● Records provided:
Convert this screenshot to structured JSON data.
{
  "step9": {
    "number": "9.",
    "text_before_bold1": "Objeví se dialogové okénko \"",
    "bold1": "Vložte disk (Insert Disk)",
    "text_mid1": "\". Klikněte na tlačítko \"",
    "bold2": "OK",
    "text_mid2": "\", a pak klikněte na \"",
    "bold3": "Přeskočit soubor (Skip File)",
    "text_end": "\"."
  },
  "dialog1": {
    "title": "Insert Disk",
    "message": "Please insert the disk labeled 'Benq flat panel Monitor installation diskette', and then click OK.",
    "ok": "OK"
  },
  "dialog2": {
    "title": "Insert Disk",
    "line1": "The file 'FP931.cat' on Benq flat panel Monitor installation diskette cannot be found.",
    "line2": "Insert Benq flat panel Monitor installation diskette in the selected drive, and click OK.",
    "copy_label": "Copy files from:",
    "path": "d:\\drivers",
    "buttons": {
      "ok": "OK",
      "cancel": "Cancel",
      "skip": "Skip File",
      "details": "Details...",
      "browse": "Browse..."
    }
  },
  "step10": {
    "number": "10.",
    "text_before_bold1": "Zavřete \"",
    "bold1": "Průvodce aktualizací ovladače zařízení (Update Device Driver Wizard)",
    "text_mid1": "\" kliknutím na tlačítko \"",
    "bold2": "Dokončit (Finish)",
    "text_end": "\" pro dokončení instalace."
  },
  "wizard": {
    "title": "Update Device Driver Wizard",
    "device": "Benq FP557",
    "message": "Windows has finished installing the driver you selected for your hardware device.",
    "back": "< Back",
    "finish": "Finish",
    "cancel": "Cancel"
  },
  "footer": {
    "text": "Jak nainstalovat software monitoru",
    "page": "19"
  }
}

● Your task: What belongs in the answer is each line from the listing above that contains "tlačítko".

● Task solution:
    "text_mid1": "\". Klikněte na tlačítko \"",
    "text_mid1": "\" kliknutím na tlačítko \"",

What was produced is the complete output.